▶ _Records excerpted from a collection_

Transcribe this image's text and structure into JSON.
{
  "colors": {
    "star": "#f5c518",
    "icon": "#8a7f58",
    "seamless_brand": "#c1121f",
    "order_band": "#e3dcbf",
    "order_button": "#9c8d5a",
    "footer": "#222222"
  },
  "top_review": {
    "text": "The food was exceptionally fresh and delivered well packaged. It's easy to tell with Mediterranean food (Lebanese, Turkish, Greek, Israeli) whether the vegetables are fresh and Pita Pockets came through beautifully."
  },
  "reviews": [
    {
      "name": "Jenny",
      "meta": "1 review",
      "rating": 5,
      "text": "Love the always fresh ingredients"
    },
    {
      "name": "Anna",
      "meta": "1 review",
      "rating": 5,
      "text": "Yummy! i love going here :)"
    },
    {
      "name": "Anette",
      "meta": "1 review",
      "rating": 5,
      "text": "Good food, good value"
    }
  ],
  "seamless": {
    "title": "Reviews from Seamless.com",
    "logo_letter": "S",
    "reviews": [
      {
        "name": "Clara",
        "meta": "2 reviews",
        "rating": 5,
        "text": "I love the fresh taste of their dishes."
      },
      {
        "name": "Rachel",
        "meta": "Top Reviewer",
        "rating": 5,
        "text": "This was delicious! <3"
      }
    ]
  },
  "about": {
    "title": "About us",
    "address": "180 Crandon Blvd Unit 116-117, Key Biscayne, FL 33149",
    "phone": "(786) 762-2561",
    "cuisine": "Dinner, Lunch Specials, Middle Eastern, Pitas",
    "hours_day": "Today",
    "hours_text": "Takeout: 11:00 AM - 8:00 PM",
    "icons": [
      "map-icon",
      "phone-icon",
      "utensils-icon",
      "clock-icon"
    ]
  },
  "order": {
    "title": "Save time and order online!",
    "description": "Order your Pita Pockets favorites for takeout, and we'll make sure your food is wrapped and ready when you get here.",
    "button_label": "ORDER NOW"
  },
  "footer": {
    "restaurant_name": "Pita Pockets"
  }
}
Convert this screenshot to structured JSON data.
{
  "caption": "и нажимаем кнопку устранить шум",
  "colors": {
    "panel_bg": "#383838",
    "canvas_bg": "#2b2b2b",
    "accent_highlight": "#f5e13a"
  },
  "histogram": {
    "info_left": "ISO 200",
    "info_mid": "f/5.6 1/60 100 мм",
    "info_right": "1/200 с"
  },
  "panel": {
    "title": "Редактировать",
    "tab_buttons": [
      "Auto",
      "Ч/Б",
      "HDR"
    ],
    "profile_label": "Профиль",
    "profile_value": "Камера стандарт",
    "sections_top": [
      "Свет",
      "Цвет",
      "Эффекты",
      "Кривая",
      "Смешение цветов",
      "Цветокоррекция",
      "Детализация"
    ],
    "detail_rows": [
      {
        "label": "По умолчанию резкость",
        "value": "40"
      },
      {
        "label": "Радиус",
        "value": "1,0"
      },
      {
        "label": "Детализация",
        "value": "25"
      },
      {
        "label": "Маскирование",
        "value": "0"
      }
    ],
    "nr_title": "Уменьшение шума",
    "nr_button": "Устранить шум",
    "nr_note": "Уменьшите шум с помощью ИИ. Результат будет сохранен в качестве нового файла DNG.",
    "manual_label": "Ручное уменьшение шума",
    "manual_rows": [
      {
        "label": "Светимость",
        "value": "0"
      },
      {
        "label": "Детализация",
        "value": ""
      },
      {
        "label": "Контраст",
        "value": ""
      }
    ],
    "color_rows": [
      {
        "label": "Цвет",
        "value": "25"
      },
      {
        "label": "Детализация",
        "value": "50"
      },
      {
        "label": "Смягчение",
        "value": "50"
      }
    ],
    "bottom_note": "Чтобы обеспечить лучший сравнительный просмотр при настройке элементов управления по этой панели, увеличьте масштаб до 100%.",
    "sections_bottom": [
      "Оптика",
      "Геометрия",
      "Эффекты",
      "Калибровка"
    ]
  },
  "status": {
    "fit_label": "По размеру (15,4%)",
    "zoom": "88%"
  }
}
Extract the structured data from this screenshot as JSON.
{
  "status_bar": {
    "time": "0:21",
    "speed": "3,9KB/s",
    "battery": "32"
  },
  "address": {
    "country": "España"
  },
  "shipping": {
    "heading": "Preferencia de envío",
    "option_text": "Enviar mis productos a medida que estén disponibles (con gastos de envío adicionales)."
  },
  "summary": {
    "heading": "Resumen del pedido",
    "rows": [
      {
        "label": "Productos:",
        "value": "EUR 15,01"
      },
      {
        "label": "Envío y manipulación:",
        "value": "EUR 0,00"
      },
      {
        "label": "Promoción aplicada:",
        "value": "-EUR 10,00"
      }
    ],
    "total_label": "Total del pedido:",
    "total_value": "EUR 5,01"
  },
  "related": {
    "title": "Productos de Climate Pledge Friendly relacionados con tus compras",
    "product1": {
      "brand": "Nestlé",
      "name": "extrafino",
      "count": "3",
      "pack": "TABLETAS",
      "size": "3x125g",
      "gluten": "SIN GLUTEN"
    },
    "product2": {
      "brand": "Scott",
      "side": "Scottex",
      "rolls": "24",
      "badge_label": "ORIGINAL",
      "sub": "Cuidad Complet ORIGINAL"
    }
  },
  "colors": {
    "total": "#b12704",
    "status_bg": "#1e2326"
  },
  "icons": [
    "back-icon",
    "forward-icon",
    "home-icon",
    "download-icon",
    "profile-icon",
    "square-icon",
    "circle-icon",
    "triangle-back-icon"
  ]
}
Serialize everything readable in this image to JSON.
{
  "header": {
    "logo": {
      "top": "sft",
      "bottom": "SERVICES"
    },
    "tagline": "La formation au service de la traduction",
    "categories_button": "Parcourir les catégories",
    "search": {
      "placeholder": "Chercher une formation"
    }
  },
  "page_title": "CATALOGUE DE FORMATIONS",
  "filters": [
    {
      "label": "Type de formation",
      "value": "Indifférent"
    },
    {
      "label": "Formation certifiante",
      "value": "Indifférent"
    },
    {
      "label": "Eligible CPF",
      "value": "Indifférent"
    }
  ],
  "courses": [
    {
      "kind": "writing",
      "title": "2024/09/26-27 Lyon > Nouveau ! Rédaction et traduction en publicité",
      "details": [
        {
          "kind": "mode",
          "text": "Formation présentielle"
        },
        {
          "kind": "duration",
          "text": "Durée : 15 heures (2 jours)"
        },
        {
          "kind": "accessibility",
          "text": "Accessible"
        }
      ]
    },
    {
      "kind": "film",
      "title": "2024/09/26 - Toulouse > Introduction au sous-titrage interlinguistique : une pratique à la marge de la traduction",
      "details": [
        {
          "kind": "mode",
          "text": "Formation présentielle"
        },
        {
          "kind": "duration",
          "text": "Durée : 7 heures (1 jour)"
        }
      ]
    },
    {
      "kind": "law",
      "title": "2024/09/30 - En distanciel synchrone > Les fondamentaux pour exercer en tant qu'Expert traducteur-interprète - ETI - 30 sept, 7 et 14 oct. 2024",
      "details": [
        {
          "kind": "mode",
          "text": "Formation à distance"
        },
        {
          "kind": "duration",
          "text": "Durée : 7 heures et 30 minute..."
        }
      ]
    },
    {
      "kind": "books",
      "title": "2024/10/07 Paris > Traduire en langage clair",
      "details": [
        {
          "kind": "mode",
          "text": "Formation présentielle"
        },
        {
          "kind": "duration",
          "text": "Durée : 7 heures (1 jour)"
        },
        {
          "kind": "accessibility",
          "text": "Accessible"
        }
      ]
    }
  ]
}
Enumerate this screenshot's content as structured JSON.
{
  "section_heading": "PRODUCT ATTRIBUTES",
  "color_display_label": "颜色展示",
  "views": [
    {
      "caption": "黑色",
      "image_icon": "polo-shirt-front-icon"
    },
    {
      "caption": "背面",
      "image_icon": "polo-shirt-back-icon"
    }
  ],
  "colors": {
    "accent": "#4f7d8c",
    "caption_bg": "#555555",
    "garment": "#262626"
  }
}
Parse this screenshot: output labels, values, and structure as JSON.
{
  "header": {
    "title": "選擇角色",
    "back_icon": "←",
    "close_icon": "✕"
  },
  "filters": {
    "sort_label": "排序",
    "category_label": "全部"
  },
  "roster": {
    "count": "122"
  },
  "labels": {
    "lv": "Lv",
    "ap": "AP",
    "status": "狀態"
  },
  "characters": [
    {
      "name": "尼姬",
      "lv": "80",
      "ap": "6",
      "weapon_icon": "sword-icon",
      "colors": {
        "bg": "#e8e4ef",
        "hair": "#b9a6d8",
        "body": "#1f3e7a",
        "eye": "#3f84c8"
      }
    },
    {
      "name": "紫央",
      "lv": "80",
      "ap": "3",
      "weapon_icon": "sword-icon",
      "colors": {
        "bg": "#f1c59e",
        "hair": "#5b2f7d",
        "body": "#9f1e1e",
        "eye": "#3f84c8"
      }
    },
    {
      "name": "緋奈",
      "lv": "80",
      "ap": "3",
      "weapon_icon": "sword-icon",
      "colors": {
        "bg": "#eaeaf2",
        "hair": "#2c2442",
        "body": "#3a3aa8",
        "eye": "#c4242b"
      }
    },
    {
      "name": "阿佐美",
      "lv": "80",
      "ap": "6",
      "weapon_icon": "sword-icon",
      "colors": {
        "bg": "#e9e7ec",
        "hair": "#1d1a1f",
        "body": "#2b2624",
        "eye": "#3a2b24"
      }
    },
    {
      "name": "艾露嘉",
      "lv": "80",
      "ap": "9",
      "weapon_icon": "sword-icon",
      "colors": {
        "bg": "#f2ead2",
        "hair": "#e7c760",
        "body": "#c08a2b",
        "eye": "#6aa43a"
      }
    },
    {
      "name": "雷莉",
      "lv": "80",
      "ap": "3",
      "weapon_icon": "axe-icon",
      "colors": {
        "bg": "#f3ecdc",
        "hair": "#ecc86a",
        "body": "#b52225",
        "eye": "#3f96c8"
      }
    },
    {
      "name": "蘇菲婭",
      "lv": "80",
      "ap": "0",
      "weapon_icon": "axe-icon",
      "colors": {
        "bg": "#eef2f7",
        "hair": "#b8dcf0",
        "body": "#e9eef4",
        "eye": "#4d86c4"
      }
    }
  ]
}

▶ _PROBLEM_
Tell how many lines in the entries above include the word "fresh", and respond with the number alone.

▶ _COMPLETED EXERCISE_
3